A Victorian-era menagerie still grows today, at an historic country estate in Portsmouth, Rhode Island. With its century-old living sculptures, Green Animals Garden is the oldest topiary garden in the United States.
A selection of historic botanical prints is on display at Lotusland in Santa Barbara, at a new exhibit (August 25-November 2) titled "The Plant Hunters: Botanical Illustrations from the 16th to 19th Centuries."
A silhouette of springtime tulips to enjoy in winter, an airplant perch, and a glass tube vase—a little vintage, a little rustic, these three wooden plaque projects would be at home in a Victorian sun room or a woodland lodge.
Botanic motifs flourished in Victorian design, and typography was no exception. Ornate filigree details and calligraphic embellishments were often designed as stylized flowers, leaves, and even trees, around the alphabet characters. We look at the story behind several typefaces inspired by the natural world.

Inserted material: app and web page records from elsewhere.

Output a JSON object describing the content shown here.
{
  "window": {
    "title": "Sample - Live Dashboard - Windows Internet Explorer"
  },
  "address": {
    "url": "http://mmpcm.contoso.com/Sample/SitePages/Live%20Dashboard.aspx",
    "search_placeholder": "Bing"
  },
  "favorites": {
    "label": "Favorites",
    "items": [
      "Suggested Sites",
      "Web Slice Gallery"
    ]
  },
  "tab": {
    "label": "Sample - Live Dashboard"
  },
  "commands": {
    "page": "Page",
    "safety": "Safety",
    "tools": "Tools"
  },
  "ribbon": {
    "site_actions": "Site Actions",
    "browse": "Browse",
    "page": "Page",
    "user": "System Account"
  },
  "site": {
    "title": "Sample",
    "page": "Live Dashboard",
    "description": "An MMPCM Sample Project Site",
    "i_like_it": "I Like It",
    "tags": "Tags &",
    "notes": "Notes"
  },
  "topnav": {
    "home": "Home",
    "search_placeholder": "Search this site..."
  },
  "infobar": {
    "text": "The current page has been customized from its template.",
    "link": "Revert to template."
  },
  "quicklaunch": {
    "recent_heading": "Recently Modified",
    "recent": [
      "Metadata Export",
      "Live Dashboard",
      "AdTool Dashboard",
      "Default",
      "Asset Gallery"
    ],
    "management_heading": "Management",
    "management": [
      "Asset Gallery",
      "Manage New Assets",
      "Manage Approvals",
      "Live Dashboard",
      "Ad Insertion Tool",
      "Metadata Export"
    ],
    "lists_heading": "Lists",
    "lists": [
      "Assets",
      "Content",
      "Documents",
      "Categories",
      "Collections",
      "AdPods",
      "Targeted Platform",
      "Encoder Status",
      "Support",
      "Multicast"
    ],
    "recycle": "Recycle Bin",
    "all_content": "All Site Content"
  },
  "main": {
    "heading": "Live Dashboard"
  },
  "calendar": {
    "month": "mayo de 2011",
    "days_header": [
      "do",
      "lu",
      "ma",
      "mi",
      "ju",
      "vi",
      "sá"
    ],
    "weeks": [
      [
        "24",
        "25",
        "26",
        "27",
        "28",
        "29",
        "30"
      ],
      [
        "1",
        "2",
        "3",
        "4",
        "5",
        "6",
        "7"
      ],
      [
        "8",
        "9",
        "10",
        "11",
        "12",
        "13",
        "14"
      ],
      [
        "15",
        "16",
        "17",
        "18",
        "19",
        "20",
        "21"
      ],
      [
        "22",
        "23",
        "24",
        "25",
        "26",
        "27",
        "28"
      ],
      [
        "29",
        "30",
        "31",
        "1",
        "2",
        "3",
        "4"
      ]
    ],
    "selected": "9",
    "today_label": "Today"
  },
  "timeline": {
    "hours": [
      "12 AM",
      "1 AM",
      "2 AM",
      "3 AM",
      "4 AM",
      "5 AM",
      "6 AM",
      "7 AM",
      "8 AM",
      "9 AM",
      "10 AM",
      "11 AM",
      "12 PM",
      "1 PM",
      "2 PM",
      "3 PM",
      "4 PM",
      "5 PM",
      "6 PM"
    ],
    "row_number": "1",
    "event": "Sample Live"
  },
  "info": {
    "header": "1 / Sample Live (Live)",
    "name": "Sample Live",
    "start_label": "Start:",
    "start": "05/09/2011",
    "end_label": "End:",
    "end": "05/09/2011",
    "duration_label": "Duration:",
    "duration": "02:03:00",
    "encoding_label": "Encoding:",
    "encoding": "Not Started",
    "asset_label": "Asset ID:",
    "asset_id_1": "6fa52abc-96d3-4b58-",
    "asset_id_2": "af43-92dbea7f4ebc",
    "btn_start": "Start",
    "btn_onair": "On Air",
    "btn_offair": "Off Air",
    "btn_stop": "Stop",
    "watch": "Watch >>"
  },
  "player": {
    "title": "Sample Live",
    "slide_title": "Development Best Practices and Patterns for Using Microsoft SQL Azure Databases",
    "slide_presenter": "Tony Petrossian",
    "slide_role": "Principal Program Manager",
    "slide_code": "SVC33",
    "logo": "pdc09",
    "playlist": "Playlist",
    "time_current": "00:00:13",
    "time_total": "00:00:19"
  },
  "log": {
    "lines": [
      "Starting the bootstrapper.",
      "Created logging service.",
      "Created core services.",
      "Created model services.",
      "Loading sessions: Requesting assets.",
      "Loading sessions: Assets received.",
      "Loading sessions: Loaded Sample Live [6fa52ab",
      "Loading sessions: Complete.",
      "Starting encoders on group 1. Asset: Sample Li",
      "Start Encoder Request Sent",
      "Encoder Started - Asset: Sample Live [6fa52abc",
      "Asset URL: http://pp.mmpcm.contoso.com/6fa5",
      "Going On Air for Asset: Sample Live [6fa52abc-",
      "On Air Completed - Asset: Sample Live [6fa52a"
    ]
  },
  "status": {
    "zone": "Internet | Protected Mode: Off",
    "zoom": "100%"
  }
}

A curmudgeonly traveler, Marianne North went around the world—twice! alone!—during the Victorian era, armed with a parasol and an easel, determined to paint as many of the world's plants as possible. The result, some 800 paintings of flora, many of which were unknown to European audiences, are on display at Kew Gardens, and her travel writings have been gathered in a new book, Abundant Beauty. We take a look at the life of this remarkable woman.
The leaves reach nine feet (almost three meters); its nocturnal blossoms are white with the first moon, and pink with the second, with a sweet aroma that will fill the night. Victoria water lilies (Victoria amazonica) are the largest in the world, and have been marveled at since first discovered in 1801.
A physician by trade, botanic enthusiast, and accidental inventor, Nathaniel Bagshaw Ward devised the first terrarium in 1829, and thereby launched a new age of horticultural possibilities—where ferns and mosses would grow indoors, and tropical exotics would travel the world.
Published in 1847, Les Fleurs Animées imagines a world where the flowers reclaim the meanings bestowed upon them by a covetous Victorian audience, and become actresses in their own drama. In J.J. Grandville's engraved illustrations, an exotic Lady Tulip bewitches, while fair young Forget-Me-Not mourns her loneliness.
Since 1890, Harvard's glass flowers have fascinated both academics and the general public. Made in Dresden, Germany, these full-size specimens are meticulously detailed, existing as both scientifically accurate models and unusual pieces of art.
Roses are the most popular flower for Valentine's Day, but did you know that different hues and varieties of roses have different meanings? If you're wondering how to best convey your passionate love, your chaste yearning, or alternatively, your disappointment in your relationship, there's a rose for you.